Analysis of the Play Doctor Faustus

 Analysis of the Play Doctor Faustus
In the play Doctor Faustus, one of the most important happenings is the main character Doctor Faustus selling his soul to the devil and condemning himself to eternal damnation. While Doctor Faustus may have sold his soul to the devil and to evil there is evidence in the text to suggest that he had a Christian moral. A study of the dialogue and beliefs of Doctor Faustus points to Doctor Faustus as a man who had religious belief.
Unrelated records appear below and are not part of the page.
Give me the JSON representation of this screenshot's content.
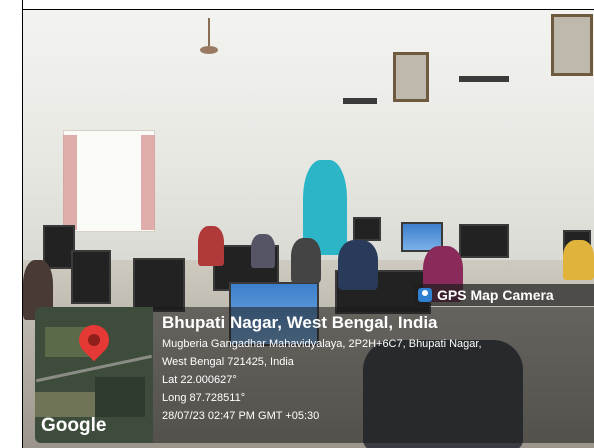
{
  "gps_camera": {
    "app_name": "GPS Map Camera",
    "place": "Bhupati Nagar, West Bengal, India",
    "address_line1": "Mugberia Gangadhar Mahavidyalaya, 2P2H+6C7, Bhupati Nagar,",
    "address_line2": "West Bengal 721425, India",
    "lat": "Lat 22.000627°",
    "long": "Long 87.728511°",
    "datetime": "28/07/23 02:47 PM GMT +05:30",
    "map_logo": "Google"
  },
  "icons": {
    "camera_app_icon": "gps-map-camera-icon",
    "location_pin": "map-pin-icon"
  },
  "colors": {
    "pin": "#e53935",
    "overlay": "#191919"
  }
}
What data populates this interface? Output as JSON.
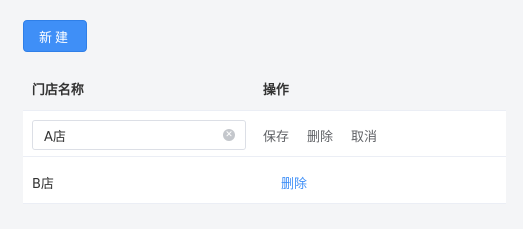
{
  "toolbar": {
    "new_label": "新建"
  },
  "table": {
    "headers": {
      "name": "门店名称",
      "ops": "操作"
    },
    "rows": [
      {
        "editing": true,
        "input_value": "A店",
        "actions": {
          "save": "保存",
          "delete": "删除",
          "cancel": "取消"
        }
      },
      {
        "editing": false,
        "name": "B店",
        "actions": {
          "delete": "删除"
        }
      }
    ]
  },
  "colors": {
    "accent": "#3f8ff7",
    "panel_bg": "#f4f5f7"
  },
  "icons": {
    "clear": "circle-x"
  }
}
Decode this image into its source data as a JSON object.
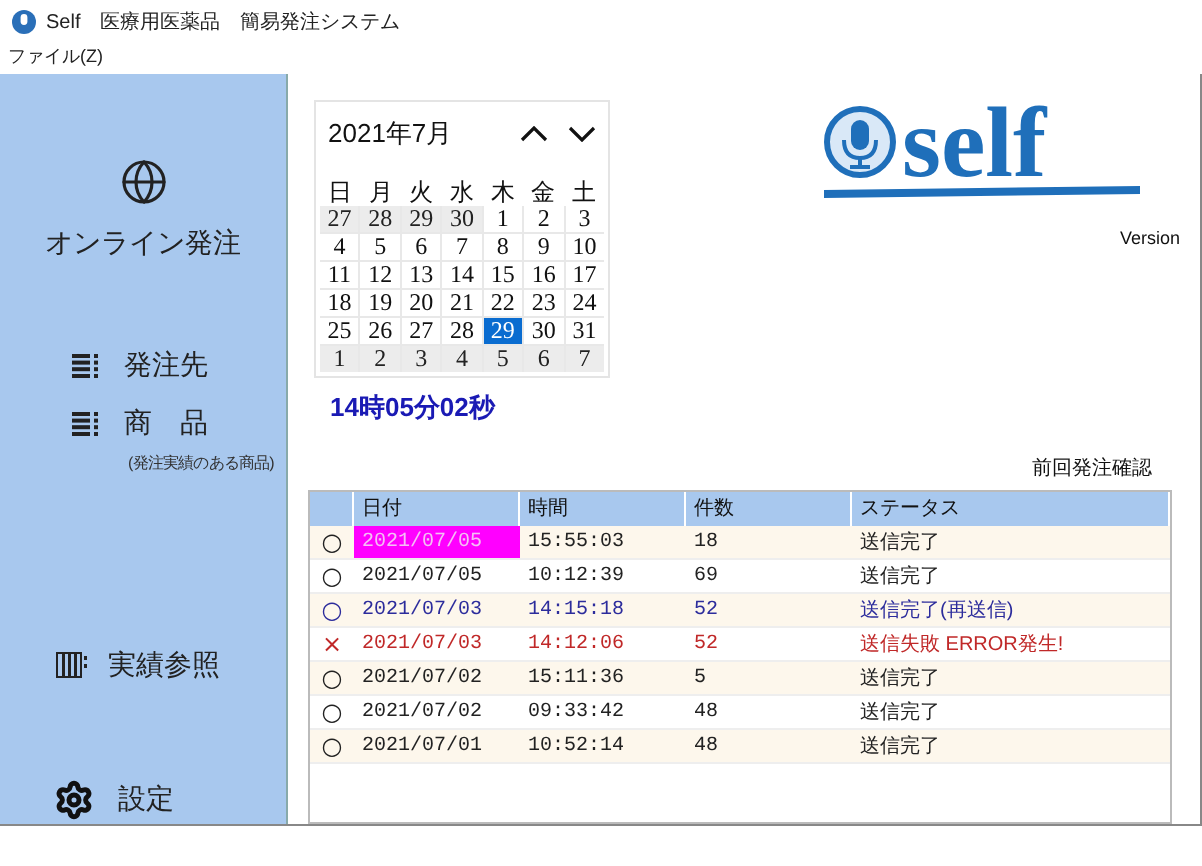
{
  "window": {
    "title": "Self　医療用医薬品　簡易発注システム"
  },
  "menu": [
    "ファイル(Z)"
  ],
  "sidebar": {
    "items": [
      {
        "kind": "online",
        "label": "オンライン発注"
      },
      {
        "kind": "list",
        "label": "発注先"
      },
      {
        "kind": "list",
        "label": "商　品",
        "note": "(発注実績のある商品)"
      },
      {
        "kind": "records",
        "label": "実績参照"
      },
      {
        "kind": "settings",
        "label": "設定"
      }
    ]
  },
  "calendar": {
    "month": "2021年7月",
    "weekdays": [
      "日",
      "月",
      "火",
      "水",
      "木",
      "金",
      "土"
    ],
    "weeks": [
      [
        {
          "day": "27",
          "outside": true,
          "selected": false
        },
        {
          "day": "28",
          "outside": true,
          "selected": false
        },
        {
          "day": "29",
          "outside": true,
          "selected": false
        },
        {
          "day": "30",
          "outside": true,
          "selected": false
        },
        {
          "day": "1",
          "outside": false,
          "selected": false
        },
        {
          "day": "2",
          "outside": false,
          "selected": false
        },
        {
          "day": "3",
          "outside": false,
          "selected": false
        }
      ],
      [
        {
          "day": "4",
          "outside": false,
          "selected": false
        },
        {
          "day": "5",
          "outside": false,
          "selected": false
        },
        {
          "day": "6",
          "outside": false,
          "selected": false
        },
        {
          "day": "7",
          "outside": false,
          "selected": false
        },
        {
          "day": "8",
          "outside": false,
          "selected": false
        },
        {
          "day": "9",
          "outside": false,
          "selected": false
        },
        {
          "day": "10",
          "outside": false,
          "selected": false
        }
      ],
      [
        {
          "day": "11",
          "outside": false,
          "selected": false
        },
        {
          "day": "12",
          "outside": false,
          "selected": false
        },
        {
          "day": "13",
          "outside": false,
          "selected": false
        },
        {
          "day": "14",
          "outside": false,
          "selected": false
        },
        {
          "day": "15",
          "outside": false,
          "selected": false
        },
        {
          "day": "16",
          "outside": false,
          "selected": false
        },
        {
          "day": "17",
          "outside": false,
          "selected": false
        }
      ],
      [
        {
          "day": "18",
          "outside": false,
          "selected": false
        },
        {
          "day": "19",
          "outside": false,
          "selected": false
        },
        {
          "day": "20",
          "outside": false,
          "selected": false
        },
        {
          "day": "21",
          "outside": false,
          "selected": false
        },
        {
          "day": "22",
          "outside": false,
          "selected": false
        },
        {
          "day": "23",
          "outside": false,
          "selected": false
        },
        {
          "day": "24",
          "outside": false,
          "selected": false
        }
      ],
      [
        {
          "day": "25",
          "outside": false,
          "selected": false
        },
        {
          "day": "26",
          "outside": false,
          "selected": false
        },
        {
          "day": "27",
          "outside": false,
          "selected": false
        },
        {
          "day": "28",
          "outside": false,
          "selected": false
        },
        {
          "day": "29",
          "outside": false,
          "selected": true
        },
        {
          "day": "30",
          "outside": false,
          "selected": false
        },
        {
          "day": "31",
          "outside": false,
          "selected": false
        }
      ],
      [
        {
          "day": "1",
          "outside": true,
          "selected": false
        },
        {
          "day": "2",
          "outside": true,
          "selected": false
        },
        {
          "day": "3",
          "outside": true,
          "selected": false
        },
        {
          "day": "4",
          "outside": true,
          "selected": false
        },
        {
          "day": "5",
          "outside": true,
          "selected": false
        },
        {
          "day": "6",
          "outside": true,
          "selected": false
        },
        {
          "day": "7",
          "outside": true,
          "selected": false
        }
      ]
    ]
  },
  "clock": "14時05分02秒",
  "logo": {
    "text": "self",
    "version": "Version"
  },
  "history": {
    "title": "前回発注確認",
    "columns": [
      "日付",
      "時間",
      "件数",
      "ステータス"
    ],
    "rows": [
      {
        "mark": "○",
        "kind": "ok",
        "selected": true,
        "date": "2021/07/05",
        "time": "15:55:03",
        "count": "18",
        "status": "送信完了"
      },
      {
        "mark": "○",
        "kind": "ok",
        "selected": false,
        "date": "2021/07/05",
        "time": "10:12:39",
        "count": "69",
        "status": "送信完了"
      },
      {
        "mark": "○",
        "kind": "resent",
        "selected": false,
        "date": "2021/07/03",
        "time": "14:15:18",
        "count": "52",
        "status": "送信完了(再送信)"
      },
      {
        "mark": "×",
        "kind": "error",
        "selected": false,
        "date": "2021/07/03",
        "time": "14:12:06",
        "count": "52",
        "status": "送信失敗 ERROR発生!"
      },
      {
        "mark": "○",
        "kind": "ok",
        "selected": false,
        "date": "2021/07/02",
        "time": "15:11:36",
        "count": "5",
        "status": "送信完了"
      },
      {
        "mark": "○",
        "kind": "ok",
        "selected": false,
        "date": "2021/07/02",
        "time": "09:33:42",
        "count": "48",
        "status": "送信完了"
      },
      {
        "mark": "○",
        "kind": "ok",
        "selected": false,
        "date": "2021/07/01",
        "time": "10:52:14",
        "count": "48",
        "status": "送信完了"
      }
    ]
  }
}
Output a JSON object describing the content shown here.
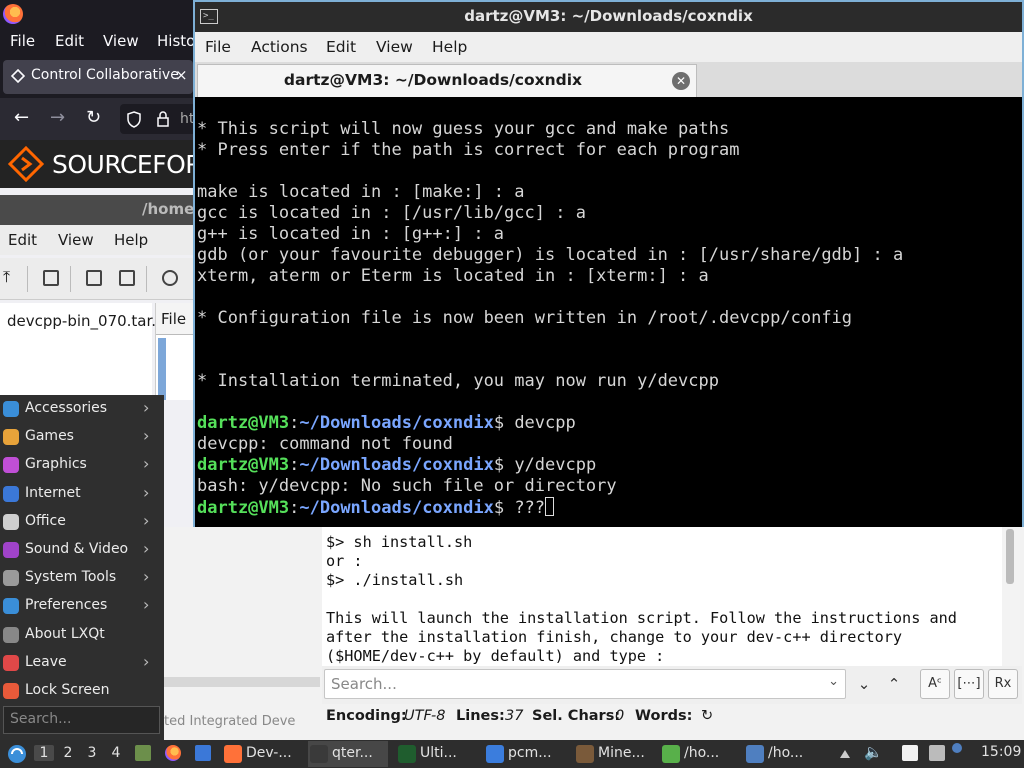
{
  "firefox": {
    "menu": [
      "File",
      "Edit",
      "View",
      "Histo"
    ],
    "tab_title": "Control Collaborative",
    "tab_close": "×",
    "url_fragment": "htt",
    "sourceforge_logo_text": "SOURCEFOR"
  },
  "file_manager": {
    "title_fragment": "/home",
    "menu": [
      "Edit",
      "View",
      "Help"
    ],
    "left_item": "devcpp-bin_070.tar.",
    "column_header": "File"
  },
  "start_menu": {
    "items": [
      {
        "label": "Accessories",
        "icon": "accessories-icon",
        "color": "#3a8ed8",
        "submenu": true
      },
      {
        "label": "Games",
        "icon": "games-icon",
        "color": "#e8a33a",
        "submenu": true
      },
      {
        "label": "Graphics",
        "icon": "graphics-icon",
        "color": "#c04fd6",
        "submenu": true
      },
      {
        "label": "Internet",
        "icon": "internet-icon",
        "color": "#3b78d8",
        "submenu": true
      },
      {
        "label": "Office",
        "icon": "office-icon",
        "color": "#cfcfcf",
        "submenu": true
      },
      {
        "label": "Sound & Video",
        "icon": "sound-video-icon",
        "color": "#a043c9",
        "submenu": true
      },
      {
        "label": "System Tools",
        "icon": "system-tools-icon",
        "color": "#9a9a9a",
        "submenu": true
      },
      {
        "label": "Preferences",
        "icon": "preferences-icon",
        "color": "#3a8ed8",
        "submenu": true
      },
      {
        "label": "About LXQt",
        "icon": "about-icon",
        "color": "#888888",
        "submenu": false
      },
      {
        "label": "Leave",
        "icon": "leave-icon",
        "color": "#e04848",
        "submenu": true
      },
      {
        "label": "Lock Screen",
        "icon": "lock-icon",
        "color": "#e85a3a",
        "submenu": false
      }
    ],
    "arrow": "›",
    "search_placeholder": "Search..."
  },
  "editor": {
    "left_fragment": "ted Integrated Deve",
    "text": "$> sh install.sh\nor :\n$> ./install.sh\n\nThis will launch the installation script. Follow the instructions and\nafter the installation finish, change to your dev-c++ directory\n($HOME/dev-c++ by default) and type :",
    "search_placeholder": "Search...",
    "find_down": "⌄",
    "find_up": "⌃",
    "match_case": "Aᶜ",
    "whole_word": "[⋯]",
    "regex": "Rx",
    "status": {
      "encoding_label": "Encoding:",
      "encoding_value": "UTF-8",
      "lines_label": "Lines:",
      "lines_value": "37",
      "sel_label": "Sel. Chars:",
      "sel_value": "0",
      "words_label": "Words:",
      "refresh": "↻"
    }
  },
  "terminal": {
    "window_title": "dartz@VM3: ~/Downloads/coxndix",
    "menu": [
      "File",
      "Actions",
      "Edit",
      "View",
      "Help"
    ],
    "tab_title": "dartz@VM3: ~/Downloads/coxndix",
    "tab_close": "✕",
    "lines": [
      "* This script will now guess your gcc and make paths",
      "* Press enter if the path is correct for each program",
      "",
      "make is located in : [make:] : a",
      "gcc is located in : [/usr/lib/gcc] : a",
      "g++ is located in : [g++:] : a",
      "gdb (or your favourite debugger) is located in : [/usr/share/gdb] : a",
      "xterm, aterm or Eterm is located in : [xterm:] : a",
      "",
      "* Configuration file is now been written in /root/.devcpp/config",
      "",
      "",
      "* Installation terminated, you may now run y/devcpp",
      ""
    ],
    "prompt_user": "dartz@VM3",
    "prompt_sep": ":",
    "prompt_path": "~/Downloads/coxndix",
    "prompt_end": "$ ",
    "session": [
      {
        "type": "cmd",
        "text": "devcpp"
      },
      {
        "type": "out",
        "text": "devcpp: command not found"
      },
      {
        "type": "cmd",
        "text": "y/devcpp"
      },
      {
        "type": "out",
        "text": "bash: y/devcpp: No such file or directory"
      },
      {
        "type": "cmd",
        "text": "???"
      }
    ]
  },
  "taskbar": {
    "desktops": [
      "1",
      "2",
      "3",
      "4"
    ],
    "tasks": [
      {
        "label": "Dev-...",
        "icon": "firefox-icon",
        "color": "#ff7139"
      },
      {
        "label": "qter...",
        "icon": "terminal-icon",
        "color": "#3a3a3a"
      },
      {
        "label": "Ulti...",
        "icon": "ultimate-icon",
        "color": "#1f5d2e"
      },
      {
        "label": "pcm...",
        "icon": "folder-icon",
        "color": "#3b7ddd"
      },
      {
        "label": "Mine...",
        "icon": "minecraft-icon",
        "color": "#7a5a3a"
      },
      {
        "label": "/ho...",
        "icon": "file-icon",
        "color": "#58b04a"
      },
      {
        "label": "/ho...",
        "icon": "editor-icon",
        "color": "#4f7fc0"
      }
    ],
    "clock": "15:09"
  }
}
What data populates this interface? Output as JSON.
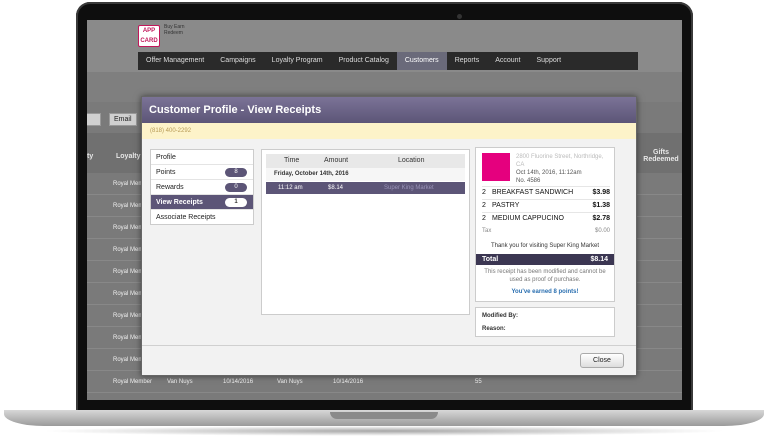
{
  "brand": {
    "logo_text": "APP CARD",
    "tagline": "Buy Earn Redeem"
  },
  "nav": {
    "items": [
      "Offer Management",
      "Campaigns",
      "Loyalty Program",
      "Product Catalog",
      "Customers",
      "Reports",
      "Account",
      "Support"
    ],
    "active": "Customers"
  },
  "filters": {
    "email_label": "Email"
  },
  "bg_table": {
    "headers": {
      "col1": "ty",
      "col2": "Loyalty",
      "col3": "Gifts Redeemed"
    },
    "rows": [
      {
        "c1": "Royal Mem"
      },
      {
        "c1": "Royal Mem"
      },
      {
        "c1": "Royal Mem"
      },
      {
        "c1": "Royal Mem"
      },
      {
        "c1": "Royal Mem"
      },
      {
        "c1": "Royal Mem"
      },
      {
        "c1": "Royal Mem"
      },
      {
        "c1": "Royal Mem"
      },
      {
        "c1": "Royal Mem"
      },
      {
        "c1": "Royal Mem"
      }
    ],
    "last_row": {
      "member": "Royal Member",
      "city": "Van Nuys",
      "date1": "10/14/2016",
      "city2": "Van Nuys",
      "date2": "10/14/2016",
      "points": "55"
    }
  },
  "modal": {
    "title": "Customer Profile - View Receipts",
    "phone": "(818) 400-2292",
    "menu": [
      {
        "label": "Profile",
        "badge": ""
      },
      {
        "label": "Points",
        "badge": "8"
      },
      {
        "label": "Rewards",
        "badge": "0"
      },
      {
        "label": "View Receipts",
        "badge": "1"
      },
      {
        "label": "Associate Receipts",
        "badge": ""
      }
    ],
    "receipts_table": {
      "headers": {
        "time": "Time",
        "amount": "Amount",
        "location": "Location"
      },
      "date": "Friday, October 14th, 2016",
      "row": {
        "time": "11:12 am",
        "amount": "$8.14",
        "location": "Super King Market"
      }
    },
    "receipt": {
      "address_line": "2800 Fluorine Street, Northridge,",
      "state": "CA",
      "datetime": "Oct 14th, 2016, 11:12am",
      "number": "No. 4586",
      "items": [
        {
          "qty": "2",
          "name": "BREAKFAST SANDWICH",
          "price": "$3.98"
        },
        {
          "qty": "2",
          "name": "PASTRY",
          "price": "$1.38"
        },
        {
          "qty": "2",
          "name": "MEDIUM CAPPUCINO",
          "price": "$2.78"
        }
      ],
      "tax_label": "Tax",
      "tax_value": "$0.00",
      "thanks": "Thank you for visiting Super King Market",
      "total_label": "Total",
      "total_value": "$8.14",
      "note": "This receipt has been modified and cannot be used as proof of purchase.",
      "earned": "You've earned 8 points!"
    },
    "modified_by_label": "Modified By:",
    "reason_label": "Reason:",
    "close_label": "Close"
  },
  "colors": {
    "header": "#5c5577",
    "accent": "#e5007e",
    "highlight": "#fdf3c9",
    "link": "#2a6fb0"
  }
}
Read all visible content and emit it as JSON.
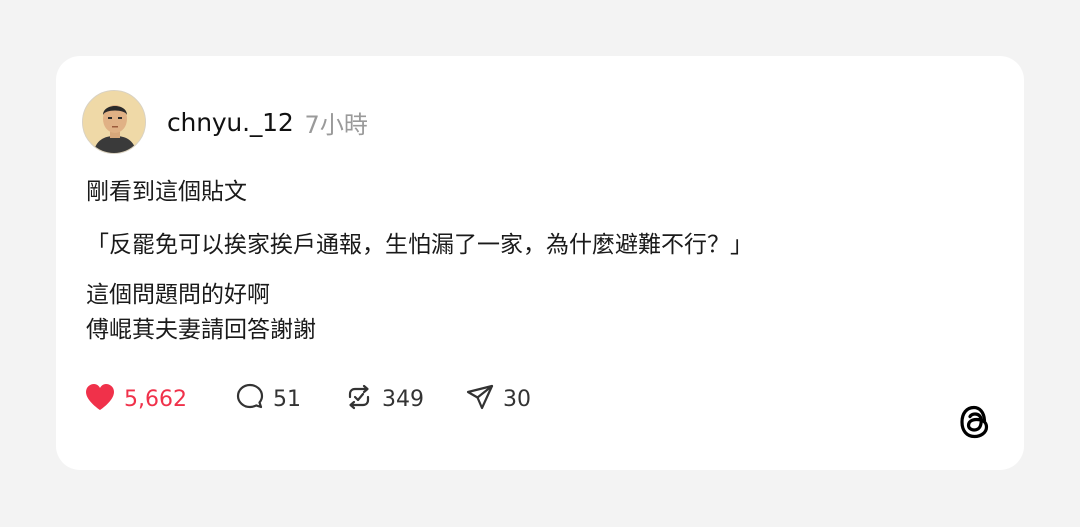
{
  "post": {
    "username": "chnyu._12",
    "time": "7小時",
    "paragraph1": "剛看到這個貼文",
    "paragraph2": "「反罷免可以挨家挨戶通報，生怕漏了一家，為什麼避難不行？」",
    "paragraph3_line1": "這個問題問的好啊",
    "paragraph3_line2": "傅崐萁夫妻請回答謝謝"
  },
  "actions": {
    "likes": "5,662",
    "replies": "51",
    "reposts": "349",
    "shares": "30"
  },
  "colors": {
    "like": "#f0314a",
    "text": "#1a1a1a",
    "muted": "#9a9a9a"
  },
  "icons": [
    "heart-icon",
    "comment-icon",
    "repost-icon",
    "share-icon",
    "threads-logo-icon"
  ]
}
During the play, Faustus displays some atheistic attitudes through his speech when he asserts that religion is false and that God does not exist. At some time in of the play, the doctor in the quest for knowledge asks Mephostophilis to explain to him the mystery of hell. At the beginning of the play Doctor Faustus did not have a belief in Hell and death which he considered fables. He wrongly assumes that a person may only go to heaven after death. Faustus experiences a certain change in attitude towards the end of the play, which is triggered by his questions concerning Hell to Mephostophilis.
While Faustus may be regarded by some as having no Christian morals by his thirst for power and knowledge at the expense of Christian belief, his actions in the last part of the play portray his Christian moral. The part that most aptly portrays his Christian moral is the part in which he beseeches God after trading his soul to the devil. In his entreaty to God, he declares that he finds it hard to repent since his heart has been hardened. What is intriguing is that he cannot explain his not wanting to repent but his prayer to God shows his belief in the supremacy of God. After selling his heart to the devil, he is not at peace and thinks of committing suicide yet he has attained the knowledge and power that he was always searching for.